"In the movie, there was a lot of us-vs.-them, United States physics vs. European physics," Kilminster observed. "In practice, there are a lot of American physicists on the European experiments, and European physicists on the American experiments."
The LHC's post-startup problems have shown why it's smart to play both sides of the table.
"Many physicists are rethinking how they want to spend the next year or so. ... We have a really good shot at finding the Higgs boson in the next two years or so," Kilminster said - with "we" meaning Fermilab in this case.
Conway agreed that the delay at the LHC could be a "game-changer," if Fermilab's scientists are truly close to finding the Higgs. "I wish I could say we were sitting on something momentous, but I can't," Conway said.
Erbacher compared the Higgs search to investigative journalism: You don't want to publish the big story before you're absolutely sure it's solid, but you don't want to wait too long, either. "The game here is not to get scooped," she said.
Fears over funding
And then there's the tension over whether there'll be enough support from the bean-counters to go out and get that scoop. "The Atom Smashers" chronicles the disappointment that followed the cancellation of Fermilab's BTeV experiment in 2005, and the insecurity over funding persists to this day.
"People are pretty scared," Erbacher said. "We haven't seen it this bad for a long time."
With President-elect Barack Obama coming into office, Conway and Erbacher are hoping that Fermilab will avoid damaging budget cutbacks. As senator, Obama played a role in easing last year's budget cuts in high-energy physics research, in large part because Fermilab is located in the state he represented. And Obama as well as congressional leaders on both sides of the aisle have been saying the right things about support for science.
"We're hoping that between the Congress and the administration, they will not let this die," Erbacher said.
"So we have 'the audacity of hope,'" Conway joked.
Riding the roller coaster
Brown and Ross, the directors behind "The Atom Smashers," said one of their goals was to chronicle the ups and downs of a scientist's life.
"For every bit of good news, they get some bad funding news," Ross said. "That sort of roller coaster is their life, and I think that's what's in the film."
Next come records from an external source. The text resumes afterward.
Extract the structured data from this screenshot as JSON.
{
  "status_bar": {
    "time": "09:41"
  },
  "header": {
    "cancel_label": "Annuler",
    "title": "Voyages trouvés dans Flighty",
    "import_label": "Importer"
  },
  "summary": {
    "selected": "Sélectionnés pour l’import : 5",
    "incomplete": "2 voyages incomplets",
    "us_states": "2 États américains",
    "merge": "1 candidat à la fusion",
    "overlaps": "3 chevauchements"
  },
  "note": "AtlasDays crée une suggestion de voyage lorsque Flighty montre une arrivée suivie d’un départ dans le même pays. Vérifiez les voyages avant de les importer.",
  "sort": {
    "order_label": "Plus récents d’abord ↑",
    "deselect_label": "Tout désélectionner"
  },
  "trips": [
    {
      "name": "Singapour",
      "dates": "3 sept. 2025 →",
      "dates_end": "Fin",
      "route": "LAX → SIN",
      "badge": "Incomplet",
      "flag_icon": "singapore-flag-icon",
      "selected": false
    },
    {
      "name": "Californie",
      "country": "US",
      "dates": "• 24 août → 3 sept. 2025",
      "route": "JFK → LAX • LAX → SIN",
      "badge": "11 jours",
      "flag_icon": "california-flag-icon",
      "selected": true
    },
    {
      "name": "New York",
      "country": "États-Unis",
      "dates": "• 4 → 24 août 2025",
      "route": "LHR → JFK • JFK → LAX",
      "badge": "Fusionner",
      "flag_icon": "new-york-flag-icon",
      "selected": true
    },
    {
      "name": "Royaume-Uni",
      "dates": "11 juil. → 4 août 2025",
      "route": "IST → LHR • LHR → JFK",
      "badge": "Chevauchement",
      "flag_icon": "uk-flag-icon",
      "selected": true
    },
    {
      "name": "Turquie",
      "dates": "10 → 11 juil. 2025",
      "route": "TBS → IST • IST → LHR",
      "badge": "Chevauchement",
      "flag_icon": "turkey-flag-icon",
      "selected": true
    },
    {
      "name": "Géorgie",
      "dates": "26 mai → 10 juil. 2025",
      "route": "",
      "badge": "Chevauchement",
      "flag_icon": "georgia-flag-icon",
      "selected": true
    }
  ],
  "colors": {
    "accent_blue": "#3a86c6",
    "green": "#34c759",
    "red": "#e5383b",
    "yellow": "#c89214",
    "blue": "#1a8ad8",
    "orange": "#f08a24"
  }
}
The film also touches on the theme of American competitiveness in science and technology - and, of course, it explains the workings of particle colliders and the quirks behind the quarks, using some charming blackboard-style animations. But you don't need to be a science geek to get into the movie. If you can keep up with "The Big Bang Theory," you can keep up with "The Atom Smashers."
"What we strove to do, and what I think we arrived at, was to have the film work with as much or as little of the science as you want," he said. "The science plays a role in the story - even if you don't understand what it is."
"The Atom Smashers," produced by Andrew Suprenant, is airing as part of PBS' "Independent Lens" series. The Symmetry Breaking blog (a Fermilab/SLAC publication) provides its own take on the documentary. For more about the making of the film, check out the 137 Films Web site as well as Clayton Brown's online journal. You can keep tabs on physicist John Conway via the Cosmic Variance blog.